TASK DETAILS = What lines below mention the word "glyph"? Copy each one.

DATA TO EXAMINE =
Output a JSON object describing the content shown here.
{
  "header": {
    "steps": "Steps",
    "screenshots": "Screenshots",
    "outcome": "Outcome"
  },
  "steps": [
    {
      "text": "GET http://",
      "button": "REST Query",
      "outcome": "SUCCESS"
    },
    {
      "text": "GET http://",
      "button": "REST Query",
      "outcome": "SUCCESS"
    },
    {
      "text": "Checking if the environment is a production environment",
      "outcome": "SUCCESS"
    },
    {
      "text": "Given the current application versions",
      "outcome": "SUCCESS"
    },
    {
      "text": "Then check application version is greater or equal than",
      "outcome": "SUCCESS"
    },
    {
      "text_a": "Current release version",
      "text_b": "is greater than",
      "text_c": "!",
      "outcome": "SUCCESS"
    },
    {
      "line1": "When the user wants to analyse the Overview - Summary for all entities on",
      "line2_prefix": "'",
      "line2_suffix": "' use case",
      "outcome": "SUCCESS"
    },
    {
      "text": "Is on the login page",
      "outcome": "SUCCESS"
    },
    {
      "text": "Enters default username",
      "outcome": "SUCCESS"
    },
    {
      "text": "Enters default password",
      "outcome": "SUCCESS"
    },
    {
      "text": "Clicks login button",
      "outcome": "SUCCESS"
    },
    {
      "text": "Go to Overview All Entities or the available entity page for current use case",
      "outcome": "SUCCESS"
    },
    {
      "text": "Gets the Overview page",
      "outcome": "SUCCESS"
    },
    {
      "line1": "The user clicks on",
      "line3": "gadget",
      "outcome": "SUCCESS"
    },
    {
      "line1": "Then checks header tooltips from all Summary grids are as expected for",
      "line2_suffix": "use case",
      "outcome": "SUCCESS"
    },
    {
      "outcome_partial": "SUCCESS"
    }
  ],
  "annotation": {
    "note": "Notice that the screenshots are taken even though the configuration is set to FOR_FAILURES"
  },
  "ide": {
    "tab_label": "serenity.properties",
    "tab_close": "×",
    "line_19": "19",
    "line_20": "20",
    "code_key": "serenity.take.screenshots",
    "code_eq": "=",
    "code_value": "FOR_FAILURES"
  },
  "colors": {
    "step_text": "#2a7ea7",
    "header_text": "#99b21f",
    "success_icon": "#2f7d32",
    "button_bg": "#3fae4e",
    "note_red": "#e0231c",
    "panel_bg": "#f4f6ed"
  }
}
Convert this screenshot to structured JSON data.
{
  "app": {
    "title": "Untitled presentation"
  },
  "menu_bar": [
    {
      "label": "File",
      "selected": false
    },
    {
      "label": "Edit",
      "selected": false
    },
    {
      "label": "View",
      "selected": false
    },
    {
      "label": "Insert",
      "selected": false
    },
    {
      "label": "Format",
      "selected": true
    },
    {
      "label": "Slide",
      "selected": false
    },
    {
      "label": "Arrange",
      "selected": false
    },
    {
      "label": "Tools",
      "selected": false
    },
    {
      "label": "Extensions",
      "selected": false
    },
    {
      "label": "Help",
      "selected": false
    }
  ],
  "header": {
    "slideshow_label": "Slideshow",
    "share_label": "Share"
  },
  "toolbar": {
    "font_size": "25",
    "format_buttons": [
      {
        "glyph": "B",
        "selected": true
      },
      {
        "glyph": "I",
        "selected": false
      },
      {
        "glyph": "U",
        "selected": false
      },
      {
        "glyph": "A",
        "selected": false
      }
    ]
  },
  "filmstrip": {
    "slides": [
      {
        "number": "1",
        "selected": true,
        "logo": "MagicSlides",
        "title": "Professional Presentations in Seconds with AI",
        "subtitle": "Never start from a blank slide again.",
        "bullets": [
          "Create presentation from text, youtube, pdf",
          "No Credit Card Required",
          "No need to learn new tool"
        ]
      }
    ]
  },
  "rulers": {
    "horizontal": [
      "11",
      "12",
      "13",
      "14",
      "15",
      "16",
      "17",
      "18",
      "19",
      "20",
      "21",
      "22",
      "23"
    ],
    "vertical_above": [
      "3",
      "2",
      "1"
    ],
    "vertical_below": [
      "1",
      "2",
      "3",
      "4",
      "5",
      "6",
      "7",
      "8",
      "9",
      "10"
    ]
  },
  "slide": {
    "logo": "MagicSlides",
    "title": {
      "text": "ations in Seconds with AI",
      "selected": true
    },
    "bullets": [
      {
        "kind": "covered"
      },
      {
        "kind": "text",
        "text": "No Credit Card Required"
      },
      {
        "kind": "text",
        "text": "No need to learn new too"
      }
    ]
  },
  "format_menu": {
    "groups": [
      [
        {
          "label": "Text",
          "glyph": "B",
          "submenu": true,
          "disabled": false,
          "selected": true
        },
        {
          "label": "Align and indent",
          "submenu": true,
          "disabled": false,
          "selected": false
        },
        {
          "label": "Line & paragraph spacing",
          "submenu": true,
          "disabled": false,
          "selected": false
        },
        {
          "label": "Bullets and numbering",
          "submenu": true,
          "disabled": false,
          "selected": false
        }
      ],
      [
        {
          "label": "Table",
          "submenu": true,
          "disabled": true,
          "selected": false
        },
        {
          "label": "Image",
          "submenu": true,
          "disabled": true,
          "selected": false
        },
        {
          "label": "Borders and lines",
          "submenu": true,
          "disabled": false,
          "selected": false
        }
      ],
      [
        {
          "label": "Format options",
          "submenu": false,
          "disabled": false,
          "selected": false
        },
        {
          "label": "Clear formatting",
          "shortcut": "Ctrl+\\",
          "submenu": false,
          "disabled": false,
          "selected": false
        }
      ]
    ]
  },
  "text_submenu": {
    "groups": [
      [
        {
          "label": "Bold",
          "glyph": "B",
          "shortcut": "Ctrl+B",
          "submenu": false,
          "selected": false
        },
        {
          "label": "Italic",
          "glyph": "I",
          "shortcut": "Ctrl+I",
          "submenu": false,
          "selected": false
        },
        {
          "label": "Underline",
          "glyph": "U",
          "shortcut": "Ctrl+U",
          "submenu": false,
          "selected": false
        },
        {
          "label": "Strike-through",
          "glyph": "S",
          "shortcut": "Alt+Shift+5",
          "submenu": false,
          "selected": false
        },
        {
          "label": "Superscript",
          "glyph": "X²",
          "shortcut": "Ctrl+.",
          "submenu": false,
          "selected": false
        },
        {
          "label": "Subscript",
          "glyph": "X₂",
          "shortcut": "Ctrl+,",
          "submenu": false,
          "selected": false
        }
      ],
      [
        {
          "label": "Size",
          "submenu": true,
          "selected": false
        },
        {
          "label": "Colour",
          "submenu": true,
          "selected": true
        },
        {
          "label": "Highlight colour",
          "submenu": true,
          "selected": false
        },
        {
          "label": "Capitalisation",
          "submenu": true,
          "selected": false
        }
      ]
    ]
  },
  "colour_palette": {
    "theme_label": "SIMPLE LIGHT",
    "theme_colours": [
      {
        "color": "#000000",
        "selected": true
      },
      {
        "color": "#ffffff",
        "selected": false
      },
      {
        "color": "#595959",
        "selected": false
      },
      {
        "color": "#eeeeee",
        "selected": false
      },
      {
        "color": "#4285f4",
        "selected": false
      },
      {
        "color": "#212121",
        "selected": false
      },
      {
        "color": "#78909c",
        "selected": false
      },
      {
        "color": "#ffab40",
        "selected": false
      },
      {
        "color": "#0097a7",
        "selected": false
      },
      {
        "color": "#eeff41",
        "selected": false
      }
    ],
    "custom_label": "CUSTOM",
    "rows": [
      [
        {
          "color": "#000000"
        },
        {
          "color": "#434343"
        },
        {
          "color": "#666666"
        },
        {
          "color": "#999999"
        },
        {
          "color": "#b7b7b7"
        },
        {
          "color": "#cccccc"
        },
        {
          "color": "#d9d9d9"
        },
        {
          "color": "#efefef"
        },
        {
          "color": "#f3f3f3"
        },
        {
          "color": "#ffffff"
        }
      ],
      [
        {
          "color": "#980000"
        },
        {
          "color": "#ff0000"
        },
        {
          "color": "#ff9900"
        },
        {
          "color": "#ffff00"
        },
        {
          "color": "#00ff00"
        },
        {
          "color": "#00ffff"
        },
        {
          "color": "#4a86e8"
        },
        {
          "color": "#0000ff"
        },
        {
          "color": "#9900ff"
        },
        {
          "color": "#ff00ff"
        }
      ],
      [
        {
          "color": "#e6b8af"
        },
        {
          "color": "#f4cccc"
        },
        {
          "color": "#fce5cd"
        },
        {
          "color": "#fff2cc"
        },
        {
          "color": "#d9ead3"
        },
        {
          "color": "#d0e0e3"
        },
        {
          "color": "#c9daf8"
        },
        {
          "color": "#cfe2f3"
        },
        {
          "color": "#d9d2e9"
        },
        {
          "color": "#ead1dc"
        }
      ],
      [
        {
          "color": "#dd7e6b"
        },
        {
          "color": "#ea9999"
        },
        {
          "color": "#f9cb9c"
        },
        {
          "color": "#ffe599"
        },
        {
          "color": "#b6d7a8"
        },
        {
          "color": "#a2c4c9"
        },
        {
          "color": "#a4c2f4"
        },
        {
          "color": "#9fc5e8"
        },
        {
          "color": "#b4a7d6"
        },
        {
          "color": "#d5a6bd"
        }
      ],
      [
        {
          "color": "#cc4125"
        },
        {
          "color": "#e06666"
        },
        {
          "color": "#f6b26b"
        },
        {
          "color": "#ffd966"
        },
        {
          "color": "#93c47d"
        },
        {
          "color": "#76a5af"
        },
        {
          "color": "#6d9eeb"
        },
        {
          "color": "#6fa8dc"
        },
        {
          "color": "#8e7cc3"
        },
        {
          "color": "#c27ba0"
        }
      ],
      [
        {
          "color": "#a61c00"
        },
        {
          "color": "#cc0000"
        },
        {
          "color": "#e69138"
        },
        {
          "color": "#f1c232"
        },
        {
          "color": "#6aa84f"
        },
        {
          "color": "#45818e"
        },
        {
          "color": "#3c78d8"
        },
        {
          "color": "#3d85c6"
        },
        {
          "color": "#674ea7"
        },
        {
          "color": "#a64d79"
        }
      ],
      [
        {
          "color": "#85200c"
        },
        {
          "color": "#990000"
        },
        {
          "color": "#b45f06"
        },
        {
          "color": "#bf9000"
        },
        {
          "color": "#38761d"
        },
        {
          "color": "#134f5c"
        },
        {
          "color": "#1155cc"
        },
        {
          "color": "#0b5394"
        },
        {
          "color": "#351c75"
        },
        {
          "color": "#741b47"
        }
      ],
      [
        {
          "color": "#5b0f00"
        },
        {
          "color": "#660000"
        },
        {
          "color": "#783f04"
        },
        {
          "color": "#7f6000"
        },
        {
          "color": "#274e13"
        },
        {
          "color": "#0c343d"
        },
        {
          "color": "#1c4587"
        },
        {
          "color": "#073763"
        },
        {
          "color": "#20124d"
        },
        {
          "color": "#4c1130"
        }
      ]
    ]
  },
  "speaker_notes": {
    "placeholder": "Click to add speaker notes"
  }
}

REPLY TO THE EXERCISE =
        "glyph": "B",
        "glyph": "I",
        "glyph": "U",
        "glyph": "A",
          "glyph": "B",
          "glyph": "B",
          "glyph": "I",
          "glyph": "U",
          "glyph": "S",
          "glyph": "X²",
          "glyph": "X₂",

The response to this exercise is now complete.